On top of that, all nine the Heat have held their opponent under 100 points. Against the Hornets, Miami gave up just 30 after the half and only nine points in the fourth quarter. Nine points for the Hornets in the last 12 minutes. That's just... insane.

Not to take anything away from the Heat's dominance, but what the crap is wrong with the Hornets and Chris Paul ? CP3 has completely disappeared down the stretch in games. He's not asserting himself into the offense and is completely drifting. As Paul goes, so does David West , Emeka Okafor and everyone else. Paul is fizzling late and it's killing the Hornets.

For more analysis on the Heat and Hornets, click here.


No, he didn't jump over it. That hasn't happened, yet. But with the shot clock bearing down on him, LeBron got creative as he was forced deep on the baseline. He had a horrible angle on the rim, so naturally, LeBron improvised and shot the ball over the backboard. And of course, it went in.


The Mavericks winning streak is over at 12. Matt Moore with some thoughts:
Milwaukee badly needed the win, their third in a row, and needed to get their offense going. With both Jennings and Andrew Bogut scoring 20-plus and the Bucks dropping in a 114 efficiency mark, it's at least a step forward for the worst offense in the NBA. The loss will also do nothing to dispel the notion that Dallas still lacks the defensive acumen to compete in the playoffs. In truth, Dallas had the fifth best defense in the NBA coming into tonight. Just one of those nights, across the board, and an end to the win streak. During the streak, Dallas outscored its opponents by an average of just under nine points per game.


You've probably heard all about how serious David Lee's elbow injury was. And if you're like me, when you heard, "He could've lost his arm!" you thought, "I'm sure it was bad, but really? Because of a tooth?" But when you see what it actually looks like, it might make you think otherwise. Marcus Thompson of the Bay Area News Group took a picture of it. Yeah, I'd say David Lee had a pretty significant injury.

Lee injured the elbow when Wilson Chandler's face basically assaulted his elbow. Chander ended up breaking off a tooth in the collison and Lee had to have surgery because of an infection that followed. Lee's been wearing a pad to cover the, uh, cut, but obviously it's not a comfortable thing to play through.


The Grizzlies have quietly won three straight to get back to within striking distance of .500. The wins aren't the most impressive (Clippers, Suns, Blazers), but Memphis is at least playing better. The defensive domination over the Blazers Monday night is something for the Grizz to feel good about and with two more winnable games before heading to San Antonio, Memphis could stretch this out a little further.
Posted on: December 14, 2010 9:25 am
Edited on: December 14, 2010 11:26 am

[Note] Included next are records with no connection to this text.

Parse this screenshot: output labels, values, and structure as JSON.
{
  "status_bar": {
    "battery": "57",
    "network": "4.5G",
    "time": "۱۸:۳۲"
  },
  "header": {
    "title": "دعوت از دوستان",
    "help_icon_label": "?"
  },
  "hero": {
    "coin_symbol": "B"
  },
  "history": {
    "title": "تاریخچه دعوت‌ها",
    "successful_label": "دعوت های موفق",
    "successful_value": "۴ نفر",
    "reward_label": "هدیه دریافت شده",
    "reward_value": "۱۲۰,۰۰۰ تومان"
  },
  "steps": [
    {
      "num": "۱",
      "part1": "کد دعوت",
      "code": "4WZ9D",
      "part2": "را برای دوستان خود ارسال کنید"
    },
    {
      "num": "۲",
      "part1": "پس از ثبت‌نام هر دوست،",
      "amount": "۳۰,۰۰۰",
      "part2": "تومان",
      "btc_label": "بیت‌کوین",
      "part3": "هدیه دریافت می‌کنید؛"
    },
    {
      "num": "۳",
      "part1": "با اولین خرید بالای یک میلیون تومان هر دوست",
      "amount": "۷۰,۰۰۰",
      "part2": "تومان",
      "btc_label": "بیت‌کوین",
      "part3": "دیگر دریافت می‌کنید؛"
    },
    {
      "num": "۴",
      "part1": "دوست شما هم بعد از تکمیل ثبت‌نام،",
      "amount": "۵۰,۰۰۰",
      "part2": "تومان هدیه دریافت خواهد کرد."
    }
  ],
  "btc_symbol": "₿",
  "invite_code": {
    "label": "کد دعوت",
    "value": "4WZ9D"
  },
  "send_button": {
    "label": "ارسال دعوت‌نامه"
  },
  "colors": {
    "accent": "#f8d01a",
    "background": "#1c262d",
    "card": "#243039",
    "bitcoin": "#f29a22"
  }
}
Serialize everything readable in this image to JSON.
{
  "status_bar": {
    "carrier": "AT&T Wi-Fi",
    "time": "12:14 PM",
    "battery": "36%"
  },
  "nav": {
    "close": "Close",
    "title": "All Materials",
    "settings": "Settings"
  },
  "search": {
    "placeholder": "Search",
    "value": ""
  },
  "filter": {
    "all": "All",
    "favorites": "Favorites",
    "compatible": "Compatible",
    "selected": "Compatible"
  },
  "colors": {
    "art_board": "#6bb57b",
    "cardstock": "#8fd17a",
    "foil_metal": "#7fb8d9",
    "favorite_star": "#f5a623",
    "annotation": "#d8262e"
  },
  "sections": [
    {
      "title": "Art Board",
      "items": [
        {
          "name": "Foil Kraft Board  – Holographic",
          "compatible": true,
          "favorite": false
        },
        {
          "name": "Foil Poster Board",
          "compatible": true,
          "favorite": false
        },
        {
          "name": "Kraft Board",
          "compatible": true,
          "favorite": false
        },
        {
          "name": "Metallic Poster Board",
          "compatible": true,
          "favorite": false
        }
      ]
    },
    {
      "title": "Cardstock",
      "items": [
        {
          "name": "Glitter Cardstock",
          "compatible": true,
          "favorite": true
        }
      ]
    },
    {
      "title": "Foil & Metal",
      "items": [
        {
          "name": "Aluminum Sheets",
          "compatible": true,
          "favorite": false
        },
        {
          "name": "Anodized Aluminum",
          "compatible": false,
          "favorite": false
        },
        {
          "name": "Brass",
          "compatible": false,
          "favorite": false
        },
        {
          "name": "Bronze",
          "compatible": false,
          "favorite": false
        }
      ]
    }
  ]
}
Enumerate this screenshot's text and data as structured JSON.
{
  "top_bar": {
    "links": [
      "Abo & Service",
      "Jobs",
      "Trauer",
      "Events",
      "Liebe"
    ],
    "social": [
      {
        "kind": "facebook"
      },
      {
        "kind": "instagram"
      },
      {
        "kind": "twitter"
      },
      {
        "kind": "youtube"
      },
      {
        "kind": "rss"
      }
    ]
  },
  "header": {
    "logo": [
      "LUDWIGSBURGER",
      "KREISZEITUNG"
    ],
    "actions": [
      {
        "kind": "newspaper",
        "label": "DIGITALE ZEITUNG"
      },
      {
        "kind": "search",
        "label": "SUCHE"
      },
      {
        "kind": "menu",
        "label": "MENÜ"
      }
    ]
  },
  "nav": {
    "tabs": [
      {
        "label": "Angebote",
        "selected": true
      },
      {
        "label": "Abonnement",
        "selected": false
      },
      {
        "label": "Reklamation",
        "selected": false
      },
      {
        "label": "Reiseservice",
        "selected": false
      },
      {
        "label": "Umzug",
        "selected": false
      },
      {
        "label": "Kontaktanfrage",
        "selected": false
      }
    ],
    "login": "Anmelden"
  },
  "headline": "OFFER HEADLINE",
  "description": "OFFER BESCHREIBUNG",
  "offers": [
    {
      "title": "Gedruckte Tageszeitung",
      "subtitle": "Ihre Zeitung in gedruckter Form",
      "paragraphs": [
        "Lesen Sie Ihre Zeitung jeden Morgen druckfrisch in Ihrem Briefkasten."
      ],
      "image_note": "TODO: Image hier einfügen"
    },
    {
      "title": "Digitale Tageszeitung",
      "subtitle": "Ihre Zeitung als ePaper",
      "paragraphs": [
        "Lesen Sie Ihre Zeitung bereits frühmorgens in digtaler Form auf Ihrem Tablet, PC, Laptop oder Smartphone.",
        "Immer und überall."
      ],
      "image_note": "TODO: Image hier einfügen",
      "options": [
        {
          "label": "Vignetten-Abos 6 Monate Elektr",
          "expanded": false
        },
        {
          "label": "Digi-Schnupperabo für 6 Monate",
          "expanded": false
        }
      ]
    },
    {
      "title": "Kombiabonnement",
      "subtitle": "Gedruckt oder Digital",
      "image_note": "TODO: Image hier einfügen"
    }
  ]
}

Shootaround 12.14.10: Respect and disrespect

Magic says the Pistons are soft, Roy Hibbert has great hands, and Noah meets the Worm, all in today's Shootaround.
Posted by Matt Moore

  • So remember when the Pacers traded for Darren Collison and he was supposed to be their point guard of the future, taking them to the next level?  Well, they've gotten to the next level, suddenly in a position to contend for a playoff spot. But Collison has been left in the dirt, and can't quite figure out why . People who weren't blown away by Collison's numbers last season questioned his poise and defensive stature, and it would appear those same elements are what is keeping T.J. Ford and A.J. Price in heavy minutes. Who would have thought the Pacers would have a point guard overflow a year ago?
  • Roy Hibbert has turned into quite the passing big man because of his time spent this summer with Bill Walton.  8 Points, 9 Seconds breaks down what's helped him improve , and his confidence has been as important as his quick decision making. There's something to be said for simply going with your instincts instead of debating yourself into a bad posssession. It's that All-Around play that has to leave you wondering... is Hibbert an All-Star this season? One guy who doesn't think so? His coach .
The views expressed in this blog are solely those of the author and do not reflect the views of CBS Sports or CBSSports.com